Examine the data line by line and report how many lines include the word "select", with no additional output.

◆ **Extracted material**
........
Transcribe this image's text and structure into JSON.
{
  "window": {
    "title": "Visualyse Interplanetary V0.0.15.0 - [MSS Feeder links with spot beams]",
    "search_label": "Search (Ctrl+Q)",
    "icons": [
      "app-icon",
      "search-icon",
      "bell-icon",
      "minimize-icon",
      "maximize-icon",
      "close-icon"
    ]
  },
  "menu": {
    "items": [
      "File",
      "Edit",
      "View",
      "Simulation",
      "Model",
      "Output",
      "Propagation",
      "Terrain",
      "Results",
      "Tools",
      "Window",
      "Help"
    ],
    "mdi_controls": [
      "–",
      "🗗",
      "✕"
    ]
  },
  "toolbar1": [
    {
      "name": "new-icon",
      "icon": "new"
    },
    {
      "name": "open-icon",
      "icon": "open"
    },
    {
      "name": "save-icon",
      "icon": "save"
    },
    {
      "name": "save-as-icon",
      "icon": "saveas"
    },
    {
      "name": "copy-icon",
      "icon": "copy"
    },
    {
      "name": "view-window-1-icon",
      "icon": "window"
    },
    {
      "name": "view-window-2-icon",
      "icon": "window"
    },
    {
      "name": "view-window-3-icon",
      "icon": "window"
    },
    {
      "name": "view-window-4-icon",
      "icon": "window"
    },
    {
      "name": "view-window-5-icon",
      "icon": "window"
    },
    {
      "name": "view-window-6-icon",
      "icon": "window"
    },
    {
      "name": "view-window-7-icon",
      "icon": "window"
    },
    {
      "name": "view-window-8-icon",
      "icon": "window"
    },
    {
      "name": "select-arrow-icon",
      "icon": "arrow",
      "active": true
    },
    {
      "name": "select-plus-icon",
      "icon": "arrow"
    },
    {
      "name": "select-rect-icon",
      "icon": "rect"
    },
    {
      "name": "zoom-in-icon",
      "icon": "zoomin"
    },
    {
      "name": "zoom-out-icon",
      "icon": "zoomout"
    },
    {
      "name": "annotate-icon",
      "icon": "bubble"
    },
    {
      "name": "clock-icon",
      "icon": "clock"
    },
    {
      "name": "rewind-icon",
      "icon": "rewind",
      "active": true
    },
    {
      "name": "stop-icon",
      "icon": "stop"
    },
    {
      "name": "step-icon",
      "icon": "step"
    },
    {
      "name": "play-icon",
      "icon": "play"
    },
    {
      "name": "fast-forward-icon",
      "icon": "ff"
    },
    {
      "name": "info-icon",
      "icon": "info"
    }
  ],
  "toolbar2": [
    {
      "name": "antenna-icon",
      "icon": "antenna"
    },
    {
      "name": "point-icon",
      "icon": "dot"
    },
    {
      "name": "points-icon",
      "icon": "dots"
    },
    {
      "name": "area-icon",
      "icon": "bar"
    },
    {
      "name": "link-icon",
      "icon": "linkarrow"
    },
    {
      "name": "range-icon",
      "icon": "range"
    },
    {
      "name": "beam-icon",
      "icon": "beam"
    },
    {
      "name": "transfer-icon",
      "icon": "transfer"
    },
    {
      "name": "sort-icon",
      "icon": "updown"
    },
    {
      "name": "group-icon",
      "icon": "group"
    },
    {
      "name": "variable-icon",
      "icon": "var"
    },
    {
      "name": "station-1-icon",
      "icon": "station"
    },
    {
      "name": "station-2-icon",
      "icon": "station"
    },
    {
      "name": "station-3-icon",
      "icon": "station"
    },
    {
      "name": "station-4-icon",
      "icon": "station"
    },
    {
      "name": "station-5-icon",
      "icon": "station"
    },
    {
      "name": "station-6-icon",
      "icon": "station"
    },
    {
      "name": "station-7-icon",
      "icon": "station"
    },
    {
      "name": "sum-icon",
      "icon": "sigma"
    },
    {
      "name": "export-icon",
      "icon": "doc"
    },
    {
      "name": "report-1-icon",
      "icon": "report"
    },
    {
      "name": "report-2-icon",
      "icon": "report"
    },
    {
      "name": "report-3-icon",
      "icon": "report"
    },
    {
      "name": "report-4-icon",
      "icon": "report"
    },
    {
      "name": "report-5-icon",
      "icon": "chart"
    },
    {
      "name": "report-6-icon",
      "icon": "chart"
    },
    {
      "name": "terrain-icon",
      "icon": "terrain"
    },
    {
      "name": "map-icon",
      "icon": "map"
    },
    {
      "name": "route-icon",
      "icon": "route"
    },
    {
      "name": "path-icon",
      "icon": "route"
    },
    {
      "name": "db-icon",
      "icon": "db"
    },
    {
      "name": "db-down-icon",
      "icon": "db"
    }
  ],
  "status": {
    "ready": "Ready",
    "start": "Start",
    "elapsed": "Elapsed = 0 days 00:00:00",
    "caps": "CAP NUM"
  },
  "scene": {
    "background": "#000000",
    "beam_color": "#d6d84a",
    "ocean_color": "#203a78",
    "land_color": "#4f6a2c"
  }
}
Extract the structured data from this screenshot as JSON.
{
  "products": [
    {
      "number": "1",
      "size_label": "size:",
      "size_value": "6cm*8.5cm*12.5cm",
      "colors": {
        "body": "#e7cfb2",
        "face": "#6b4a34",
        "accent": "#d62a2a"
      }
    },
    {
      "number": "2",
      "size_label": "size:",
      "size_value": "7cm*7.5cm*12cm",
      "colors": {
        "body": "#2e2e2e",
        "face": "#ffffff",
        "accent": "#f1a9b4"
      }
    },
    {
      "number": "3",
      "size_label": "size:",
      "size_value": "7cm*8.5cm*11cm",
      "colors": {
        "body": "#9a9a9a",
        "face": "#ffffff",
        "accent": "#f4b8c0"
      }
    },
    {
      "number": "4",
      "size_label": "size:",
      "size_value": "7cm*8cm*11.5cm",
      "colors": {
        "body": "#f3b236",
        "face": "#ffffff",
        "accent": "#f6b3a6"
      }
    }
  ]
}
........
◆ **Written solution**
3